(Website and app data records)
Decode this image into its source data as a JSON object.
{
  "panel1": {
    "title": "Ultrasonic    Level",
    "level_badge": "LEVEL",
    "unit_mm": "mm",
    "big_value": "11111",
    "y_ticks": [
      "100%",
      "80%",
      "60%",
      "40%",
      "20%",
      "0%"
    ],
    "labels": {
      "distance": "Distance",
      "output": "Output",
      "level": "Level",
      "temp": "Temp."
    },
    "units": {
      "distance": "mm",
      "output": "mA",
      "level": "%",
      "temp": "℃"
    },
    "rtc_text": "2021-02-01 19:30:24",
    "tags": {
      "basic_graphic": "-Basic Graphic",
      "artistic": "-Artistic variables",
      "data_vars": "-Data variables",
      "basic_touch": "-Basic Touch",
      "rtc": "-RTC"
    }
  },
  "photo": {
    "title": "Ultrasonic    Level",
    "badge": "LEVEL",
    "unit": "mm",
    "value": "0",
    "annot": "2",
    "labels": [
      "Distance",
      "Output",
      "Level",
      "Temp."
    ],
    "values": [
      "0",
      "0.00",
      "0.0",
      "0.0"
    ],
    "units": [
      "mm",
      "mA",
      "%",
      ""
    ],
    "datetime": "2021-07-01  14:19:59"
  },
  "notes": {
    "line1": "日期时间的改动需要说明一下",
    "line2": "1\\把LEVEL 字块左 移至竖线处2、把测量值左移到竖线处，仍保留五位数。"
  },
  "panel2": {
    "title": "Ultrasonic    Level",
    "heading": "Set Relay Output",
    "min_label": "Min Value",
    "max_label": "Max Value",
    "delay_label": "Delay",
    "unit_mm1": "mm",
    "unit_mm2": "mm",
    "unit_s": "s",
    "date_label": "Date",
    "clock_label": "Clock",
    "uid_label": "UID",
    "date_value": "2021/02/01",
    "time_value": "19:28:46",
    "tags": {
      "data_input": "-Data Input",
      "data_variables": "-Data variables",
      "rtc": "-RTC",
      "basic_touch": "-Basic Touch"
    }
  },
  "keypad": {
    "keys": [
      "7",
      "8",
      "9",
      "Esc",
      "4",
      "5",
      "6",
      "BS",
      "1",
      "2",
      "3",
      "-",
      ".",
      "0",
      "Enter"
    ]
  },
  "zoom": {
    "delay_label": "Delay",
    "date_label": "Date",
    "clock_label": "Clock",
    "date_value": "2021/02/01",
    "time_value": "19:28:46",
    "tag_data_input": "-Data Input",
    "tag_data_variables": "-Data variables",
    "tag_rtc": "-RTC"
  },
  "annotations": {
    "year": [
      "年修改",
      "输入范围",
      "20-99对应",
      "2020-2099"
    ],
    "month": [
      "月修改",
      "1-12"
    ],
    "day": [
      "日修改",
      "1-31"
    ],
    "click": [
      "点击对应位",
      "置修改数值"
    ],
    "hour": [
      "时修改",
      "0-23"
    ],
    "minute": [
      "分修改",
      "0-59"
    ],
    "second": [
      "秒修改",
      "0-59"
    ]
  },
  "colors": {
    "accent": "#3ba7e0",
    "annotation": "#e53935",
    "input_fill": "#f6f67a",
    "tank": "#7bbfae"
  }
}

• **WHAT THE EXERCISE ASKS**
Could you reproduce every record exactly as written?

• **EXERCISE OUTPUT**
Decode this image into its source data as a JSON object.
{
  "panel1": {
    "title": "Ultrasonic    Level",
    "level_badge": "LEVEL",
    "unit_mm": "mm",
    "big_value": "11111",
    "y_ticks": [
      "100%",
      "80%",
      "60%",
      "40%",
      "20%",
      "0%"
    ],
    "labels": {
      "distance": "Distance",
      "output": "Output",
      "level": "Level",
      "temp": "Temp."
    },
    "units": {
      "distance": "mm",
      "output": "mA",
      "level": "%",
      "temp": "℃"
    },
    "rtc_text": "2021-02-01 19:30:24",
    "tags": {
      "basic_graphic": "-Basic Graphic",
      "artistic": "-Artistic variables",
      "data_vars": "-Data variables",
      "basic_touch": "-Basic Touch",
      "rtc": "-RTC"
    }
  },
  "photo": {
    "title": "Ultrasonic    Level",
    "badge": "LEVEL",
    "unit": "mm",
    "value": "0",
    "annot": "2",
    "labels": [
      "Distance",
      "Output",
      "Level",
      "Temp."
    ],
    "values": [
      "0",
      "0.00",
      "0.0",
      "0.0"
    ],
    "units": [
      "mm",
      "mA",
      "%",
      ""
    ],
    "datetime": "2021-07-01  14:19:59"
  },
  "notes": {
    "line1": "日期时间的改动需要说明一下",
    "line2": "1\\把LEVEL 字块左 移至竖线处2、把测量值左移到竖线处，仍保留五位数。"
  },
  "panel2": {
    "title": "Ultrasonic    Level",
    "heading": "Set Relay Output",
    "min_label": "Min Value",
    "max_label": "Max Value",
    "delay_label": "Delay",
    "unit_mm1": "mm",
    "unit_mm2": "mm",
    "unit_s": "s",
    "date_label": "Date",
    "clock_label": "Clock",
    "uid_label": "UID",
    "date_value": "2021/02/01",
    "time_value": "19:28:46",
    "tags": {
      "data_input": "-Data Input",
      "data_variables": "-Data variables",
      "rtc": "-RTC",
      "basic_touch": "-Basic Touch"
    }
  },
  "keypad": {
    "keys": [
      "7",
      "8",
      "9",
      "Esc",
      "4",
      "5",
      "6",
      "BS",
      "1",
      "2",
      "3",
      "-",
      ".",
      "0",
      "Enter"
    ]
  },
  "zoom": {
    "delay_label": "Delay",
    "date_label": "Date",
    "clock_label": "Clock",
    "date_value": "2021/02/01",
    "time_value": "19:28:46",
    "tag_data_input": "-Data Input",
    "tag_data_variables": "-Data variables",
    "tag_rtc": "-RTC"
  },
  "annotations": {
    "year": [
      "年修改",
      "输入范围",
      "20-99对应",
      "2020-2099"
    ],
    "month": [
      "月修改",
      "1-12"
    ],
    "day": [
      "日修改",
      "1-31"
    ],
    "click": [
      "点击对应位",
      "置修改数值"
    ],
    "hour": [
      "时修改",
      "0-23"
    ],
    "minute": [
      "分修改",
      "0-59"
    ],
    "second": [
      "秒修改",
      "0-59"
    ]
  },
  "colors": {
    "accent": "#3ba7e0",
    "annotation": "#e53935",
    "input_fill": "#f6f67a",
    "tank": "#7bbfae"
  }
}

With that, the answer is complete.